** Entries shown follows **

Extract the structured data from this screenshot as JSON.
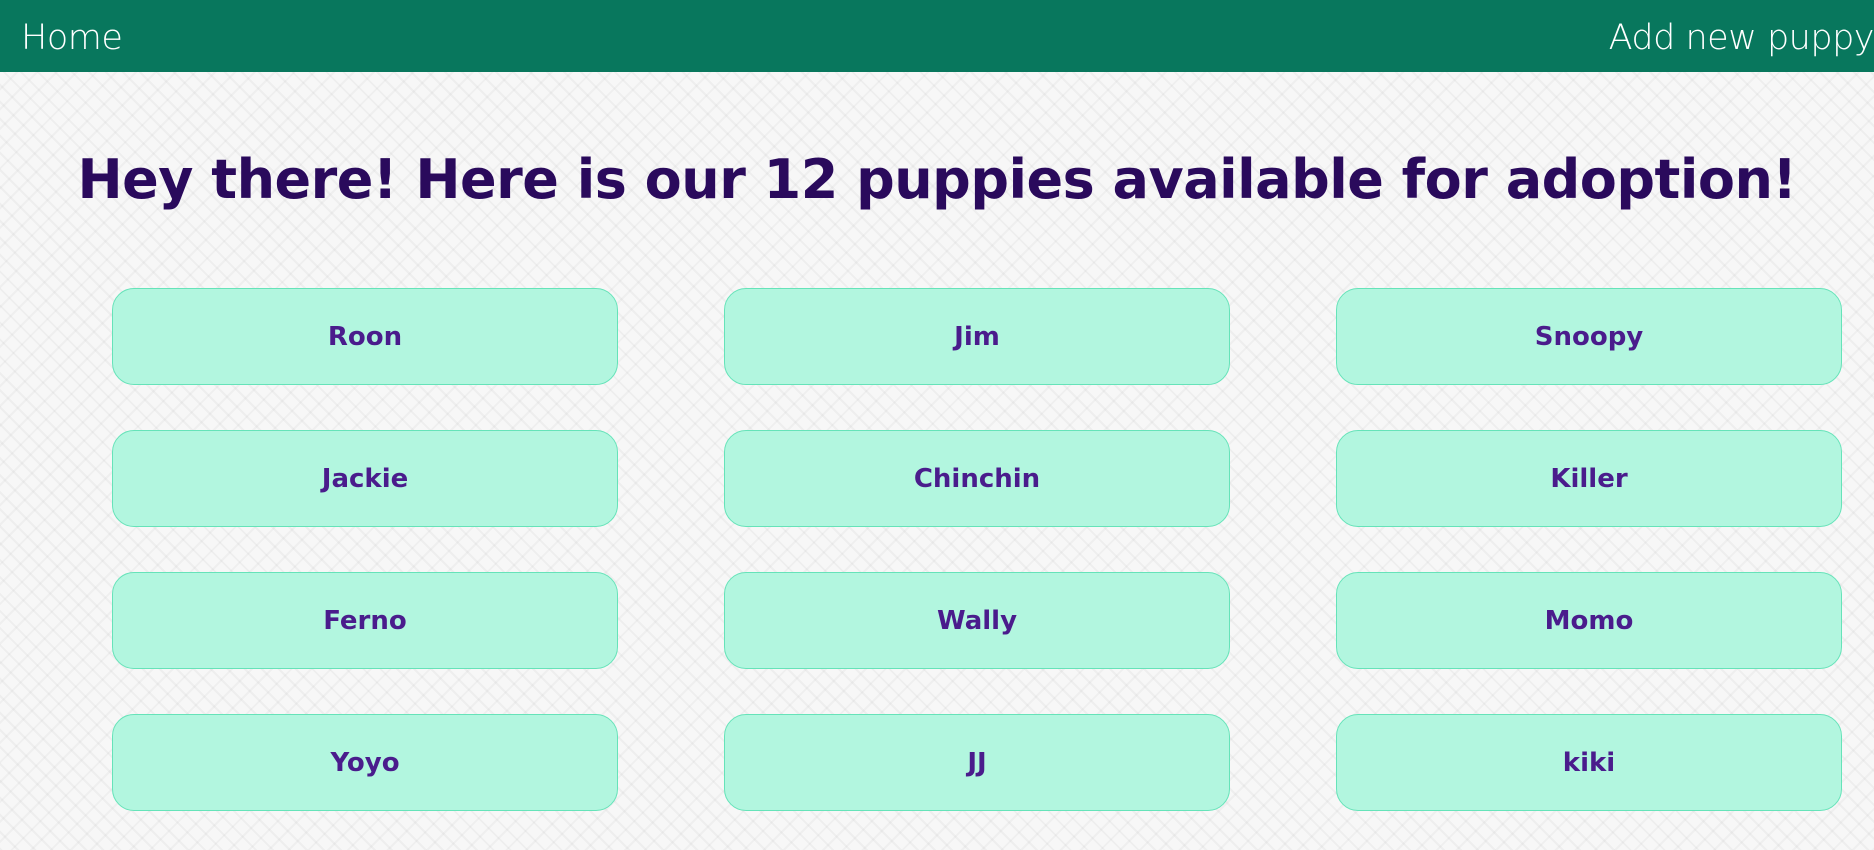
{
  "nav": {
    "home_label": "Home",
    "add_label": "Add new puppy"
  },
  "heading": "Hey there! Here is our 12 puppies available for adoption!",
  "puppies": [
    {
      "name": "Roon"
    },
    {
      "name": "Jim"
    },
    {
      "name": "Snoopy"
    },
    {
      "name": "Jackie"
    },
    {
      "name": "Chinchin"
    },
    {
      "name": "Killer"
    },
    {
      "name": "Ferno"
    },
    {
      "name": "Wally"
    },
    {
      "name": "Momo"
    },
    {
      "name": "Yoyo"
    },
    {
      "name": "JJ"
    },
    {
      "name": "kiki"
    }
  ],
  "colors": {
    "navbar": "#08775d",
    "heading": "#2a0a5c",
    "card_bg": "#b2f6df",
    "card_border": "#66e3b9",
    "card_text": "#4a1c8c"
  }
}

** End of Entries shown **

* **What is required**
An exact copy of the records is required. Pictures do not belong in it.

* **Exercise answer**
Extract the structured data from this screenshot as JSON.
{
  "nav": {
    "home_label": "Home",
    "add_label": "Add new puppy"
  },
  "heading": "Hey there! Here is our 12 puppies available for adoption!",
  "puppies": [
    {
      "name": "Roon"
    },
    {
      "name": "Jim"
    },
    {
      "name": "Snoopy"
    },
    {
      "name": "Jackie"
    },
    {
      "name": "Chinchin"
    },
    {
      "name": "Killer"
    },
    {
      "name": "Ferno"
    },
    {
      "name": "Wally"
    },
    {
      "name": "Momo"
    },
    {
      "name": "Yoyo"
    },
    {
      "name": "JJ"
    },
    {
      "name": "kiki"
    }
  ],
  "colors": {
    "navbar": "#08775d",
    "heading": "#2a0a5c",
    "card_bg": "#b2f6df",
    "card_border": "#66e3b9",
    "card_text": "#4a1c8c"
  }
}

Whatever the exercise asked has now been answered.